Ford to ditch ICE cars in Europe by 2030
The U.S. automotive giant’s electrification strategy envisions that all new Ford vehicles available in Europe by mid-2026 will have hybrid or full-electric versions, and by 2030, only pure EVs will remain.
The company’s factory in Köln, Germany, will receive 1 billion USD for a retrofit into a dedicated electric car assembly site. The first battery-driven Ford for Europe will emerge there in two years’ time, likely being a rival to the popular Volkswagen ID.3 hatchback.

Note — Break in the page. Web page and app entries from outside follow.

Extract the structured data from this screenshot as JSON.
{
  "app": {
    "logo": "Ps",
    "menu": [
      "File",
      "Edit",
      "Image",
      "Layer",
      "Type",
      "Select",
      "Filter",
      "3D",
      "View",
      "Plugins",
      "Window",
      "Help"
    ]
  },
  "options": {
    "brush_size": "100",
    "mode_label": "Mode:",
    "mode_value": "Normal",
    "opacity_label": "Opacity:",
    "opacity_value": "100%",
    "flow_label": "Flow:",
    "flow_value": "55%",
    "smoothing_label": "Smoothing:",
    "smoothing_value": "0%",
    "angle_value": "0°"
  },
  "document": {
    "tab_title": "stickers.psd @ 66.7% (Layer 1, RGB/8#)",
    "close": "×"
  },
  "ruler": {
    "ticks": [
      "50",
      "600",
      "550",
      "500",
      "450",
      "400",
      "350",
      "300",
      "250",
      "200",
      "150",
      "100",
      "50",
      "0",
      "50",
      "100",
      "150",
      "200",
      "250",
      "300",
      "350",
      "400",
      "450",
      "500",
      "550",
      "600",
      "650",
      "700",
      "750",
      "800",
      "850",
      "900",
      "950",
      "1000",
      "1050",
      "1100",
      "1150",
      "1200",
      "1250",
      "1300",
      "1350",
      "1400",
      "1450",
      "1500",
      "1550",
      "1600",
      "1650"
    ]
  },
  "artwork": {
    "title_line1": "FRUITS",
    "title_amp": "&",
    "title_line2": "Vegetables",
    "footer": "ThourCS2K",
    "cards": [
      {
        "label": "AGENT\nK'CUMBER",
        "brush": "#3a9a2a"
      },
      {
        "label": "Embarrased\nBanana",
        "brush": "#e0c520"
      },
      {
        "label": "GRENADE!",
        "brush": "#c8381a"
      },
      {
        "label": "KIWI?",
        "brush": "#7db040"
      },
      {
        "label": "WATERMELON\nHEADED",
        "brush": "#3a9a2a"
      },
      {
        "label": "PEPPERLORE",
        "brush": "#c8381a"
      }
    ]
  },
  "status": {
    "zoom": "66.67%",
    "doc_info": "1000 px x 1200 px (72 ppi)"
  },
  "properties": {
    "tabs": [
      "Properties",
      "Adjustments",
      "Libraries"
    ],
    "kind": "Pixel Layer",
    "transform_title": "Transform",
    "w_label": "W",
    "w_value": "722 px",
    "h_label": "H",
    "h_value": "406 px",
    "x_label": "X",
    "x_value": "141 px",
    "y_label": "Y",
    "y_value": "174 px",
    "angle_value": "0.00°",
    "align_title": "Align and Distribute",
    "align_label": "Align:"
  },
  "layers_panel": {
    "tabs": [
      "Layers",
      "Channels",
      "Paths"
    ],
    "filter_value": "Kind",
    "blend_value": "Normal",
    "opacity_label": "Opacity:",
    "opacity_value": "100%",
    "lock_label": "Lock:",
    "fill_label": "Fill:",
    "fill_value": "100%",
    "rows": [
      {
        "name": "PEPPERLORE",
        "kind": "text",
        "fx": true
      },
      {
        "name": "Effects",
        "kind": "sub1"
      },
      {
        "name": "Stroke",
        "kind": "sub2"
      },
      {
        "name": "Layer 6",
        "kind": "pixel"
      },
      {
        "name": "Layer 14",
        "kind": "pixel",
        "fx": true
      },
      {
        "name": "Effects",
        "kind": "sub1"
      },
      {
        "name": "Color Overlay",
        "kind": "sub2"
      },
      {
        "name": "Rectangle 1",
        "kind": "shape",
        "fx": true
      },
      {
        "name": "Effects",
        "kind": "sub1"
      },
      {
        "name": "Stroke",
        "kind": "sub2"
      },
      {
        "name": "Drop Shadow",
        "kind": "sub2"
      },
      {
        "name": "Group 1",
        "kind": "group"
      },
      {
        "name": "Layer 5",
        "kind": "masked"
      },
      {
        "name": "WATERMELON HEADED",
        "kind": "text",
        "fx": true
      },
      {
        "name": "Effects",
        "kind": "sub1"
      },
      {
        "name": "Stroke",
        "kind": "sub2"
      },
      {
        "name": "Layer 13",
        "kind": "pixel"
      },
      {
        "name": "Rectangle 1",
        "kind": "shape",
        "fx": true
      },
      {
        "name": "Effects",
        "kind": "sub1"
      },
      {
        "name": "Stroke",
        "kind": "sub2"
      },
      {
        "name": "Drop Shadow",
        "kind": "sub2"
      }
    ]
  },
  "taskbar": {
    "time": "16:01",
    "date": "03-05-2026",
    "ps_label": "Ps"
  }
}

All Ford-branded commercial transports will also gain part-electric variants within the next three years. However, the company makes no claim that all of its commercial vans will go electric, not even by 2030. On the contrary, it says around one-third of the lineup will stick to internal combustion engines for the time being.
Overall, Ford will be investing around $22 billion in the EV segment. Choosing 2030 as the target year for full electrification is likely to be more than a simple convenience, because Great Britain – Ford’s main market in the Old World – is on a course to ban ICE cars completely by that year.
Editor Andrew Raspopov